▶ [Task] Only a number is wanted here: the count of lines in the entries below that contain the word "name".

Website and app data records:

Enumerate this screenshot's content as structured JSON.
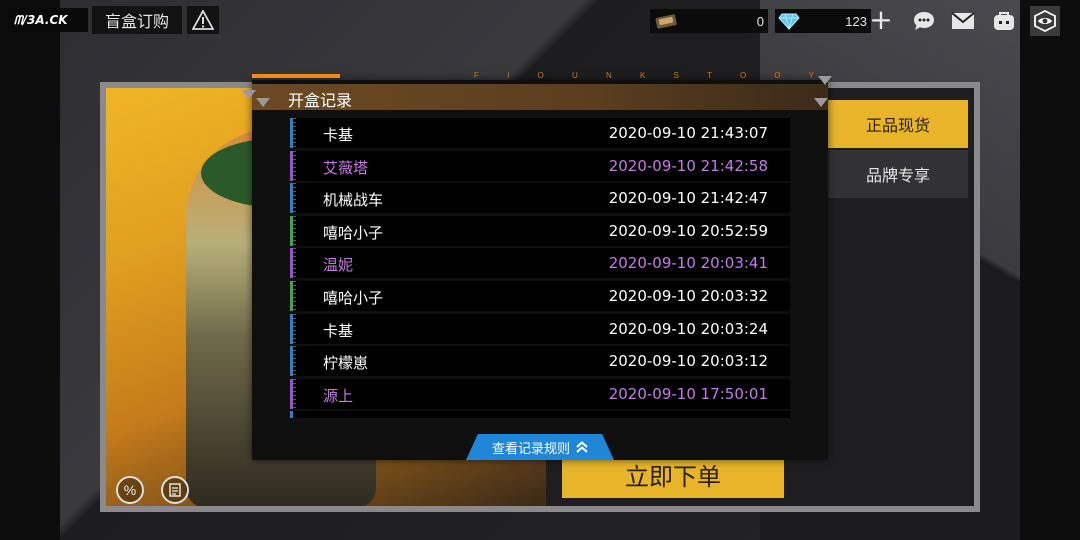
{
  "app": {
    "logo_text": "ᗰ/3A.CK",
    "tab_title": "盲盒订购"
  },
  "currencies": [
    {
      "icon": "coin-icon",
      "value": "0"
    },
    {
      "icon": "diamond-icon",
      "value": "123"
    }
  ],
  "top_icons": [
    "plus-icon",
    "chat-icon",
    "mail-icon",
    "backpack-icon",
    "eye-icon"
  ],
  "store": {
    "side_buttons": [
      "正品现货",
      "品牌专享"
    ],
    "order_label": "立即下单"
  },
  "dialog": {
    "deco_text": "F I O U N K S T O O Y",
    "title": "开盒记录",
    "rules_label": "查看记录规则",
    "records": [
      {
        "name": "卡基",
        "time": "2020-09-10 21:43:07",
        "rarity": "common"
      },
      {
        "name": "艾薇塔",
        "time": "2020-09-10 21:42:58",
        "rarity": "rare"
      },
      {
        "name": "机械战车",
        "time": "2020-09-10 21:42:47",
        "rarity": "common"
      },
      {
        "name": "嘻哈小子",
        "time": "2020-09-10 20:52:59",
        "rarity": "uncommon"
      },
      {
        "name": "温妮",
        "time": "2020-09-10 20:03:41",
        "rarity": "rare"
      },
      {
        "name": "嘻哈小子",
        "time": "2020-09-10 20:03:32",
        "rarity": "uncommon"
      },
      {
        "name": "卡基",
        "time": "2020-09-10 20:03:24",
        "rarity": "common"
      },
      {
        "name": "柠檬崽",
        "time": "2020-09-10 20:03:12",
        "rarity": "common"
      },
      {
        "name": "源上",
        "time": "2020-09-10 17:50:01",
        "rarity": "rare"
      }
    ]
  },
  "colors": {
    "common_bar": "#2a7fd6",
    "uncommon_bar": "#3aa84a",
    "rare_bar": "#9b4fd8",
    "rare_text": "#c77ae8",
    "common_text": "#ffffff",
    "accent_orange": "#f08a1c",
    "accent_yellow": "#e8b42a",
    "rules_blue": "#1f86d8"
  }
}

▶ [The completed task] 9